> **ASSIGNMENT**: Because the material must be preserved as it stands, copy every line exactly.

> **MATERIAL PROVIDED**:
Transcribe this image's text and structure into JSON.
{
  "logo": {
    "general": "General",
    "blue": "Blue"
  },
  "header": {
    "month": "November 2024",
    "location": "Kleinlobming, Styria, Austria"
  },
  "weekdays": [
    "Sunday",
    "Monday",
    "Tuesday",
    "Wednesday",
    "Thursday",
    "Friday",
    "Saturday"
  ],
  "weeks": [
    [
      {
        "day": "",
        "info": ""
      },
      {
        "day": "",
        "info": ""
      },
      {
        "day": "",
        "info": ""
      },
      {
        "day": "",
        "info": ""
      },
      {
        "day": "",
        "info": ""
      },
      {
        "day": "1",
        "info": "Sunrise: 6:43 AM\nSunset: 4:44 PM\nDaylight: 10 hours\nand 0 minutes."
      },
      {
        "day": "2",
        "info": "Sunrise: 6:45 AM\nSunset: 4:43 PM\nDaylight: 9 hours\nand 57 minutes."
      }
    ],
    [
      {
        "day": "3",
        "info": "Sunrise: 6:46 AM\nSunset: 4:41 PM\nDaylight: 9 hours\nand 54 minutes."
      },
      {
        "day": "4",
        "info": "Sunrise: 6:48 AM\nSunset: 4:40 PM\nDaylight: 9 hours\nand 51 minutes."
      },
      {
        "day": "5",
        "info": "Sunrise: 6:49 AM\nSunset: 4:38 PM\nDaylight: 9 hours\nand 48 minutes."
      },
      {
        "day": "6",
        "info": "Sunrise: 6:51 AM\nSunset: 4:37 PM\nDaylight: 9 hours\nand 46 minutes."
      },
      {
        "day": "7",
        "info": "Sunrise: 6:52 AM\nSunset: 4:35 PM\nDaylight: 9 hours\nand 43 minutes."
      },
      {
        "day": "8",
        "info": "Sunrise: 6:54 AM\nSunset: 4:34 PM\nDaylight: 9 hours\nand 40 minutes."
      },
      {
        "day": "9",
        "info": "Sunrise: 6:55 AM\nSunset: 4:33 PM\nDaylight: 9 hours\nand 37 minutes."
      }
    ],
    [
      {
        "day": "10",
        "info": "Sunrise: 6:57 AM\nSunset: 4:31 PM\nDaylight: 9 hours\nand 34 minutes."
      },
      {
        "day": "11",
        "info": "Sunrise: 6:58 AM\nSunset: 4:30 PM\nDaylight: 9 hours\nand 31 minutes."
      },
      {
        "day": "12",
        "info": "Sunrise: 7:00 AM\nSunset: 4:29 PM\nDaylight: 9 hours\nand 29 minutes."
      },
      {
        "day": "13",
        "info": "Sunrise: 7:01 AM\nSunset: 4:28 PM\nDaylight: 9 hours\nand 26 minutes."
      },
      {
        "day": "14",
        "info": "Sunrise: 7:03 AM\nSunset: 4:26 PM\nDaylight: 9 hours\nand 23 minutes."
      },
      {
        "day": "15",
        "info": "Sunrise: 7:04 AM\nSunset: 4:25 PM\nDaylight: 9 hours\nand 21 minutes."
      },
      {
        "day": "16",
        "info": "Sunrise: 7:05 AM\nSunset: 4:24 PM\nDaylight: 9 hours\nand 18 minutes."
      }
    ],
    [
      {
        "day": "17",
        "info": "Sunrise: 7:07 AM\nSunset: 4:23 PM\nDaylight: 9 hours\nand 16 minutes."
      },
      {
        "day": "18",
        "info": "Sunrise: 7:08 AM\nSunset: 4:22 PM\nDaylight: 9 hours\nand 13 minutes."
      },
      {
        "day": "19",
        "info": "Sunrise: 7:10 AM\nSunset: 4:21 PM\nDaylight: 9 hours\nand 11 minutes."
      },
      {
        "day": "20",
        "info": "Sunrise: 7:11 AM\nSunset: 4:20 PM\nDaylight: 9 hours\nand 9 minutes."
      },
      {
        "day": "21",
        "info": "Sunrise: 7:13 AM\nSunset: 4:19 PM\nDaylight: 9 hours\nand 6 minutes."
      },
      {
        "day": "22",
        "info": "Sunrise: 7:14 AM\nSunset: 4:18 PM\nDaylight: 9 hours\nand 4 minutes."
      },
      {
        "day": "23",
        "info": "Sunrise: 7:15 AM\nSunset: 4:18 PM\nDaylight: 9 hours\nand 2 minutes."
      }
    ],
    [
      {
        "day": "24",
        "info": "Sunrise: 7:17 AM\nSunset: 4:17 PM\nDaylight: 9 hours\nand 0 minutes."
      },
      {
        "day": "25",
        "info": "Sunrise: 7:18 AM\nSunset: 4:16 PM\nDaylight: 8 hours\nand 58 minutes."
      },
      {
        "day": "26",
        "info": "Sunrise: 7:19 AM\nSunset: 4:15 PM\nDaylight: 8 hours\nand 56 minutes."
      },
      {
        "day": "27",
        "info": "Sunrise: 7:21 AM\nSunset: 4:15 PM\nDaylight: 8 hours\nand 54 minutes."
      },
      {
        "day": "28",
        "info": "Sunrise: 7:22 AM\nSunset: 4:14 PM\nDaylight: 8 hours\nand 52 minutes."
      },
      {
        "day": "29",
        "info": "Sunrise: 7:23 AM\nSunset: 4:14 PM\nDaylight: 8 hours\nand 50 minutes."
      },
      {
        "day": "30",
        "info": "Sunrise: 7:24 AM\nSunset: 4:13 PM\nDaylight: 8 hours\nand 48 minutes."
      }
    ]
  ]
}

> **WORKED SOLUTION**:
Transcribe this image's text and structure into JSON.
{
  "logo": {
    "general": "General",
    "blue": "Blue"
  },
  "header": {
    "month": "November 2024",
    "location": "Kleinlobming, Styria, Austria"
  },
  "weekdays": [
    "Sunday",
    "Monday",
    "Tuesday",
    "Wednesday",
    "Thursday",
    "Friday",
    "Saturday"
  ],
  "weeks": [
    [
      {
        "day": "",
        "info": ""
      },
      {
        "day": "",
        "info": ""
      },
      {
        "day": "",
        "info": ""
      },
      {
        "day": "",
        "info": ""
      },
      {
        "day": "",
        "info": ""
      },
      {
        "day": "1",
        "info": "Sunrise: 6:43 AM\nSunset: 4:44 PM\nDaylight: 10 hours\nand 0 minutes."
      },
      {
        "day": "2",
        "info": "Sunrise: 6:45 AM\nSunset: 4:43 PM\nDaylight: 9 hours\nand 57 minutes."
      }
    ],
    [
      {
        "day": "3",
        "info": "Sunrise: 6:46 AM\nSunset: 4:41 PM\nDaylight: 9 hours\nand 54 minutes."
      },
      {
        "day": "4",
        "info": "Sunrise: 6:48 AM\nSunset: 4:40 PM\nDaylight: 9 hours\nand 51 minutes."
      },
      {
        "day": "5",
        "info": "Sunrise: 6:49 AM\nSunset: 4:38 PM\nDaylight: 9 hours\nand 48 minutes."
      },
      {
        "day": "6",
        "info": "Sunrise: 6:51 AM\nSunset: 4:37 PM\nDaylight: 9 hours\nand 46 minutes."
      },
      {
        "day": "7",
        "info": "Sunrise: 6:52 AM\nSunset: 4:35 PM\nDaylight: 9 hours\nand 43 minutes."
      },
      {
        "day": "8",
        "info": "Sunrise: 6:54 AM\nSunset: 4:34 PM\nDaylight: 9 hours\nand 40 minutes."
      },
      {
        "day": "9",
        "info": "Sunrise: 6:55 AM\nSunset: 4:33 PM\nDaylight: 9 hours\nand 37 minutes."
      }
    ],
    [
      {
        "day": "10",
        "info": "Sunrise: 6:57 AM\nSunset: 4:31 PM\nDaylight: 9 hours\nand 34 minutes."
      },
      {
        "day": "11",
        "info": "Sunrise: 6:58 AM\nSunset: 4:30 PM\nDaylight: 9 hours\nand 31 minutes."
      },
      {
        "day": "12",
        "info": "Sunrise: 7:00 AM\nSunset: 4:29 PM\nDaylight: 9 hours\nand 29 minutes."
      },
      {
        "day": "13",
        "info": "Sunrise: 7:01 AM\nSunset: 4:28 PM\nDaylight: 9 hours\nand 26 minutes."
      },
      {
        "day": "14",
        "info": "Sunrise: 7:03 AM\nSunset: 4:26 PM\nDaylight: 9 hours\nand 23 minutes."
      },
      {
        "day": "15",
        "info": "Sunrise: 7:04 AM\nSunset: 4:25 PM\nDaylight: 9 hours\nand 21 minutes."
      },
      {
        "day": "16",
        "info": "Sunrise: 7:05 AM\nSunset: 4:24 PM\nDaylight: 9 hours\nand 18 minutes."
      }
    ],
    [
      {
        "day": "17",
        "info": "Sunrise: 7:07 AM\nSunset: 4:23 PM\nDaylight: 9 hours\nand 16 minutes."
      },
      {
        "day": "18",
        "info": "Sunrise: 7:08 AM\nSunset: 4:22 PM\nDaylight: 9 hours\nand 13 minutes."
      },
      {
        "day": "19",
        "info": "Sunrise: 7:10 AM\nSunset: 4:21 PM\nDaylight: 9 hours\nand 11 minutes."
      },
      {
        "day": "20",
        "info": "Sunrise: 7:11 AM\nSunset: 4:20 PM\nDaylight: 9 hours\nand 9 minutes."
      },
      {
        "day": "21",
        "info": "Sunrise: 7:13 AM\nSunset: 4:19 PM\nDaylight: 9 hours\nand 6 minutes."
      },
      {
        "day": "22",
        "info": "Sunrise: 7:14 AM\nSunset: 4:18 PM\nDaylight: 9 hours\nand 4 minutes."
      },
      {
        "day": "23",
        "info": "Sunrise: 7:15 AM\nSunset: 4:18 PM\nDaylight: 9 hours\nand 2 minutes."
      }
    ],
    [
      {
        "day": "24",
        "info": "Sunrise: 7:17 AM\nSunset: 4:17 PM\nDaylight: 9 hours\nand 0 minutes."
      },
      {
        "day": "25",
        "info": "Sunrise: 7:18 AM\nSunset: 4:16 PM\nDaylight: 8 hours\nand 58 minutes."
      },
      {
        "day": "26",
        "info": "Sunrise: 7:19 AM\nSunset: 4:15 PM\nDaylight: 8 hours\nand 56 minutes."
      },
      {
        "day": "27",
        "info": "Sunrise: 7:21 AM\nSunset: 4:15 PM\nDaylight: 8 hours\nand 54 minutes."
      },
      {
        "day": "28",
        "info": "Sunrise: 7:22 AM\nSunset: 4:14 PM\nDaylight: 8 hours\nand 52 minutes."
      },
      {
        "day": "29",
        "info": "Sunrise: 7:23 AM\nSunset: 4:14 PM\nDaylight: 8 hours\nand 50 minutes."
      },
      {
        "day": "30",
        "info": "Sunrise: 7:24 AM\nSunset: 4:13 PM\nDaylight: 8 hours\nand 48 minutes."
      }
    ]
  ]
}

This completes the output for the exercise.